Cardinal George Pell will be called on to defend allegations he ignored child sex abuse complaints within Victorian institutions – including those by a nephew and victim of a notorious paedophile priest.
The Royal Commission into Institutional Responses to Child Sexual Abuse continued on Wednesday, with David Ridsdale, the nephew and victim of Australia’s worst paedophile priest Father Gerald Francis Ridsdale, telling the royal commission he told Cardinal Pell in 1993 about the abuse.
David told the commission Cardinal Pell, a family friend, asked him: “I want to know what it will take to keep you quiet.”
He said he responded to Cardinal Pell and said: “F*** you George and everything you stand for”.
After he hung up the phone, David said he told his sisters about the February 1993 phone conversation.
“I remember saying to both my sisters ‘the bastard just tried to bribe me’,” David told the hearing in Ballarat.
“I have never stated that Pell offered me anything specific or tangible in our conversation, only that his attempts to direct the conversation down a particular path made me extremely suspicious of his motivations and what he was insinuating.”
David said once he told Cardinal Pell he was abused by his uncle, Cardinal Pell started talking about what he called Risdale’s growing family and that he may soon have a need to buy a car or house for his family.
Meanwhile, a separate victim, Timothy Green, 53, said he also told then Father Pell in 1974 that something had to be done about Christian Brother Edward Dowlan, touching boys at St Patrick’s College, The Australian reported.
“Father Pell said don’t be ridiculous and walked off,” Mr Green said.
Cardinal Pell is a former Archbishop of Melbourne and Sydney and is currently a senior figure at the Vatican in Rome where he is Prefect of the Secretariat for the Economy.
Cardinal Pell is expected to be asked to provide a statement to the Royal Commission about Mr Green’s claim.
He had previously denied Mr Green’s account when it was made at the trial of Brother Dowlan.
Chair of the Commission Justice Peter McClellan said the commissioners would be expected to make a finding about what Cardinal Pell was told, as it goes to how the church responded to the allegations.

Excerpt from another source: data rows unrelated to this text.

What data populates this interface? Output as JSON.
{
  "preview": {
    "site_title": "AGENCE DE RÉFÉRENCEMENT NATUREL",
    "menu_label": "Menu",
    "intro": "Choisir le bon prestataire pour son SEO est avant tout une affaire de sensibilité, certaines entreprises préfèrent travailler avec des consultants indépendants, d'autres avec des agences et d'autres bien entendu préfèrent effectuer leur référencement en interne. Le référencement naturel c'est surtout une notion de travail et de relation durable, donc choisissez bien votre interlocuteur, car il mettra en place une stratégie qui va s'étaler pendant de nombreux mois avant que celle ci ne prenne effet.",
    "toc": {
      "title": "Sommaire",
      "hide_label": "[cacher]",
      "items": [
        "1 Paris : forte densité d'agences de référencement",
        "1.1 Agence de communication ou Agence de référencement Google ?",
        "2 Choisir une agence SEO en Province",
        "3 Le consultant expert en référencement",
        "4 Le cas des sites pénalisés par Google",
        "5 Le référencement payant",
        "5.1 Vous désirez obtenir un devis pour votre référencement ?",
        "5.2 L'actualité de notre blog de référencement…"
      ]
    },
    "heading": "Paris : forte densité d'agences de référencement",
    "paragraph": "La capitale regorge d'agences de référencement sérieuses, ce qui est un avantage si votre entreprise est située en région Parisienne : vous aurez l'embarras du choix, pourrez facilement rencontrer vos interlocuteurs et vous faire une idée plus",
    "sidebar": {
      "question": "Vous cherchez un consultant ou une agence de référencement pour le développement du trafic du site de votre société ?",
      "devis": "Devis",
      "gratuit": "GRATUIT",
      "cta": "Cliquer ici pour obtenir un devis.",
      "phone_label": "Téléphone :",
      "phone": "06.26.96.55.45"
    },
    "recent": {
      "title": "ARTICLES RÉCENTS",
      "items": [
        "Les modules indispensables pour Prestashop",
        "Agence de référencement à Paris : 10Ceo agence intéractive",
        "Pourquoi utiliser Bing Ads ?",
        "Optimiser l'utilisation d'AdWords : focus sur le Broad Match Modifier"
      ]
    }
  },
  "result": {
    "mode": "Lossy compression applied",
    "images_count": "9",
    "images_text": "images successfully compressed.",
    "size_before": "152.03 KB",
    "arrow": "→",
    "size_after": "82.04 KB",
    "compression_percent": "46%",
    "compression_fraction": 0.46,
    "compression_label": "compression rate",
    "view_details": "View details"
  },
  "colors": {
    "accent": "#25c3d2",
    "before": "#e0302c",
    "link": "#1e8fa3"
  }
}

“I anticipate that we’ll be asked to make findings about what he has to say.”
Peter Gray SC, representing witnesses from the Catholic Church, said when Cardinal Pell is asked to make a statement “he will certainly do so”.
On Tuesday, the commission heard Cardinal Pell may have known about disgraced priest Gerald Ridsdale’s crimes against children years before he faced charges and may have been involved in decisions to move him between parishes.
Counsel Assisting the commission, Gail Furness, SC, described on Tuesday how the College of Consultors – a group of priests who advised the Ballarat Bishop Ronald Mulkearns – decided to move Ridsdale between parishes, Fairfax reported.
Victim speaks of ‘horror room’
Nuns used pliers to pull out the teeth of a child sex abuse victim at a Ballarat orphanage, and he was also locked in a dungeon known as the “horror room” and abused by a priest, the inquiry heard.
Giving evidence, Gordon Hill – now in his 70s – said he was taken to the St Joseph’s Home as a three-year-old.
He told the inquiry he was given the name ’29’ and could still remember “all the little kids getting on the bus” in 1946.
Mr Hill told the inquiry he was first abused by a priest at age five, in a dungeon-like environment he called “the horror rooms”.
“I was given a drink … I blacked out,” he said.
“When I woke up my genitals and bottom hurt … I discovered bite marks. The priest told me to get out.”
He said when he woke up and walked outside, “The nun was laughing. Big joke to her … she told me to get back to work. Maybe because I was walking funny.”
On other occasions Mr Hill said he was stripped down naked, tied up and sexually abused.
Mr Hill told the inquiry his mouth was so sore after having his teeth removed he could not eat, so he fed his food to a mouse he made a pet of in the dungeon.
He said sticks were broken across his back and he still bears the scars.
Mr Hill began crying as he recalled the ongoing nightmares and role the abuse had taken on in his life.
“One of the last things my wife said before she died … was that she hoped one day I could tell my story,” Mr Hill said.
– with ABC/AAP